Congratulations to all of the 2007 Library Journal Movers & Shakers. I enjoyed reading The Movers' Media Diet, a collection of Movers' favorite titles (books, films, etc.).

March 11, 2007

The Right—Forever, and Always—to Read

I almost missed this excellent piece by Karen G. Schneider writing in ALA TechSource:

To paraphrase Andrew Abbott's point in The System of Professions, we are behaving like the train companies, who thought they were in the train business, not the transportation business, and like them, there are already signs that the “train business” we do is on artificial life support. We are not even close to being the first service of choice for information seekers; we are pretty much down there with asking one's mother. Libraries across the country are increasingly asked to justify their existence in order to receive continued funding, and some have been unable to do so.

Full post

March 03, 2007

Wake County Public Libraries To Censor MySpace

Via David King (first seen on his Facebook page) comes this story from the Raleigh Chronicle:

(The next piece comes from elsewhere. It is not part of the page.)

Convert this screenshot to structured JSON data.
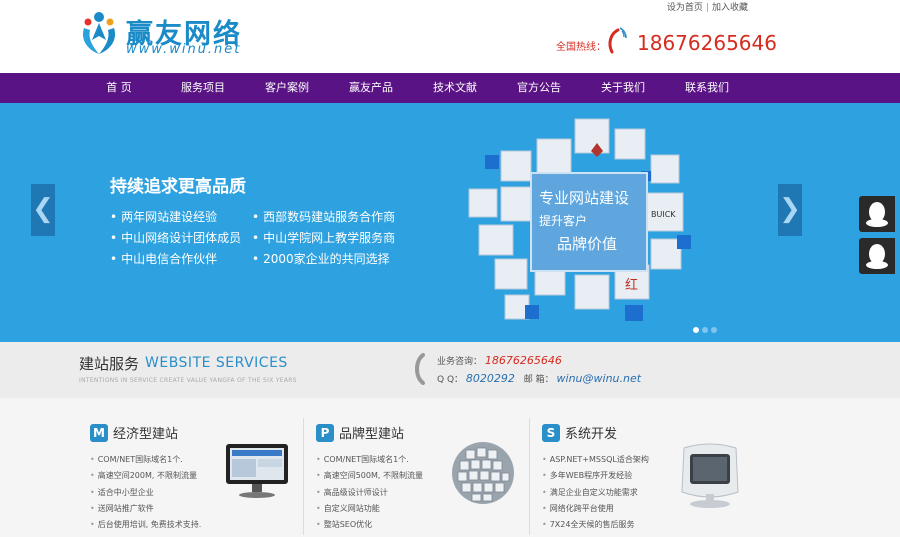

According to the Wake County Board of Commissioners press office, all public library computers will now be banned from visiting the popular MySpace.com website over the Internet, calling it an "attractive nuisance."

The county says it will begin blocking access to MySpace on March 1st and may start censoring other "nuisance" websites on the web in a few months.

The website, owned by Google, has gained in popularity over the years as a social networking website where members can build free personal pages to share photos, blogs, and also invite their friends to receive their updates.

"Although myspace has many legitimate uses, it also serves as an attractive nuisance for those who gather in the libraries for purposes other than using the resources and collections for recreation, lifelong learning or cultural purposes," the statement said.

David's post is excellent and I hope he doesn't mind me reprinting just a bit here: 

MySpace is a content container. The actual content is found on the millions of individual MySpace pages - some not terribly offensive, others pretty offensive to some groups. However, does it make sense to ban the content CONTAINER, when the majority of actual content found in MySpace isn’t terribly offensive? I don’t think so.

Why? Because logically, that argument allows for other content containers to also be banned. Hmm… can you, dear reader, possibly think of other content containers that might contain content that some library customers might find offensive?


No - I don’t really think Wake County wants to ban books. But I also don’t think their decision is ultimately a logical one.

Go read David's full post